▶ _Task to complete_
Copy out the data word for word, without any of its pictures.

▶ _Data records_

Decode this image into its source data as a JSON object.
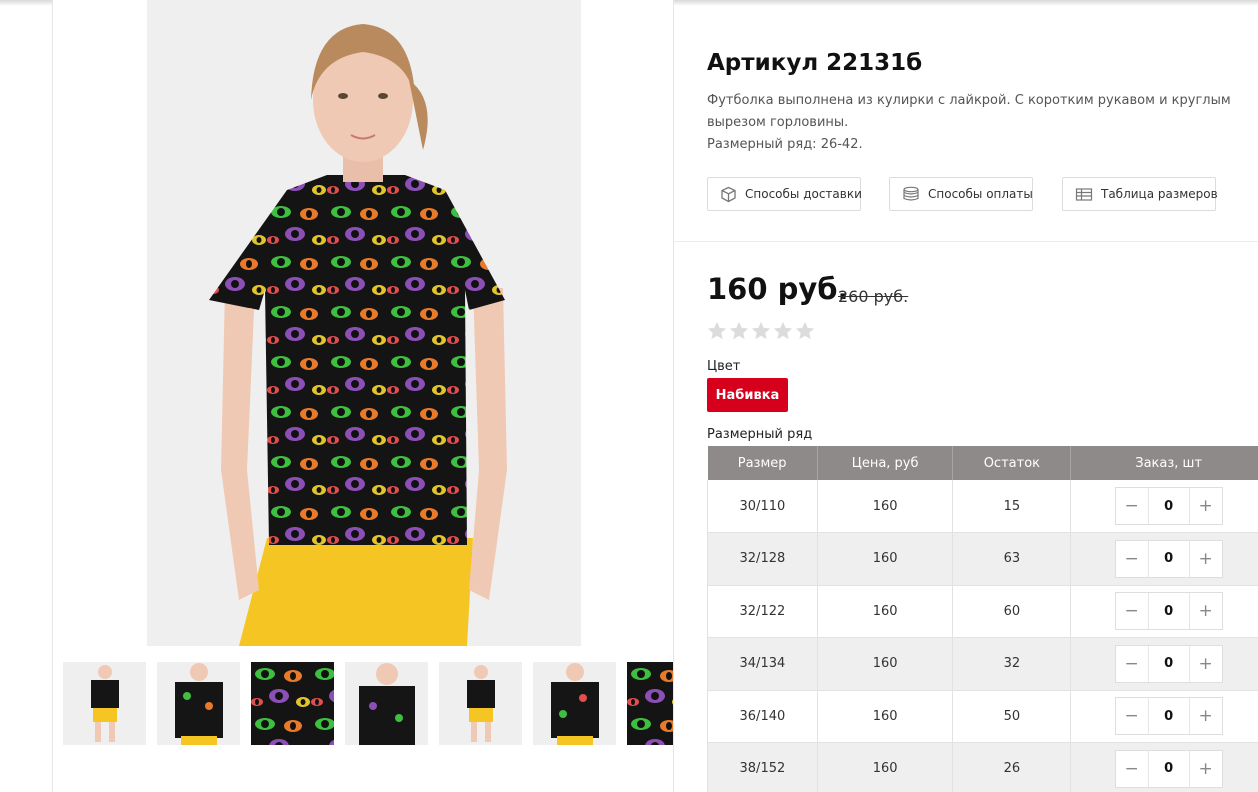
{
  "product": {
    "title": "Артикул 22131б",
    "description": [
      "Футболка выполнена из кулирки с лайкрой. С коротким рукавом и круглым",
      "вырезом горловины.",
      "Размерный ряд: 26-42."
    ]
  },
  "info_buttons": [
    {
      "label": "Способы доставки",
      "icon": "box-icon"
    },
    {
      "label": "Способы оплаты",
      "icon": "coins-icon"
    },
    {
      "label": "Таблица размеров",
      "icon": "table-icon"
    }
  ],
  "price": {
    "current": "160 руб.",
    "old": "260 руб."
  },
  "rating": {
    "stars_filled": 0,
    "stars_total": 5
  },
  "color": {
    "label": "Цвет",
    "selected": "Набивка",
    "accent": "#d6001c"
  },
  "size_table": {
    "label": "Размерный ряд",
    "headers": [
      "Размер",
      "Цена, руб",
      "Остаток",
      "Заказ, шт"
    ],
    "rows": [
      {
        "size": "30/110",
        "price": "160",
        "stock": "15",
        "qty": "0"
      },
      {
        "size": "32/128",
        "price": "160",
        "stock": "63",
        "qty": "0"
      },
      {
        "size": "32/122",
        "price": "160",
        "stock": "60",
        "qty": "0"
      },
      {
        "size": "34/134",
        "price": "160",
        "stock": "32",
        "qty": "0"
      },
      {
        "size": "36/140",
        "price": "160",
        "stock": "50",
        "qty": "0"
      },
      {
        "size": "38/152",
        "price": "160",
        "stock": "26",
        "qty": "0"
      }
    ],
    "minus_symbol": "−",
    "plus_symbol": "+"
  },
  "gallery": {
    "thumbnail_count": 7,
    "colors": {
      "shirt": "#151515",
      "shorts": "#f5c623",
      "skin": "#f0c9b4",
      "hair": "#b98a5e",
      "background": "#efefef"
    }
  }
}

▶ _Solution to the exercise_
Decode this image into its source data as a JSON object.
{
  "product": {
    "title": "Артикул 22131б",
    "description": [
      "Футболка выполнена из кулирки с лайкрой. С коротким рукавом и круглым",
      "вырезом горловины.",
      "Размерный ряд: 26-42."
    ]
  },
  "info_buttons": [
    {
      "label": "Способы доставки",
      "icon": "box-icon"
    },
    {
      "label": "Способы оплаты",
      "icon": "coins-icon"
    },
    {
      "label": "Таблица размеров",
      "icon": "table-icon"
    }
  ],
  "price": {
    "current": "160 руб.",
    "old": "260 руб."
  },
  "rating": {
    "stars_filled": 0,
    "stars_total": 5
  },
  "color": {
    "label": "Цвет",
    "selected": "Набивка",
    "accent": "#d6001c"
  },
  "size_table": {
    "label": "Размерный ряд",
    "headers": [
      "Размер",
      "Цена, руб",
      "Остаток",
      "Заказ, шт"
    ],
    "rows": [
      {
        "size": "30/110",
        "price": "160",
        "stock": "15",
        "qty": "0"
      },
      {
        "size": "32/128",
        "price": "160",
        "stock": "63",
        "qty": "0"
      },
      {
        "size": "32/122",
        "price": "160",
        "stock": "60",
        "qty": "0"
      },
      {
        "size": "34/134",
        "price": "160",
        "stock": "32",
        "qty": "0"
      },
      {
        "size": "36/140",
        "price": "160",
        "stock": "50",
        "qty": "0"
      },
      {
        "size": "38/152",
        "price": "160",
        "stock": "26",
        "qty": "0"
      }
    ],
    "minus_symbol": "−",
    "plus_symbol": "+"
  },
  "gallery": {
    "thumbnail_count": 7,
    "colors": {
      "shirt": "#151515",
      "shorts": "#f5c623",
      "skin": "#f0c9b4",
      "hair": "#b98a5e",
      "background": "#efefef"
    }
  }
}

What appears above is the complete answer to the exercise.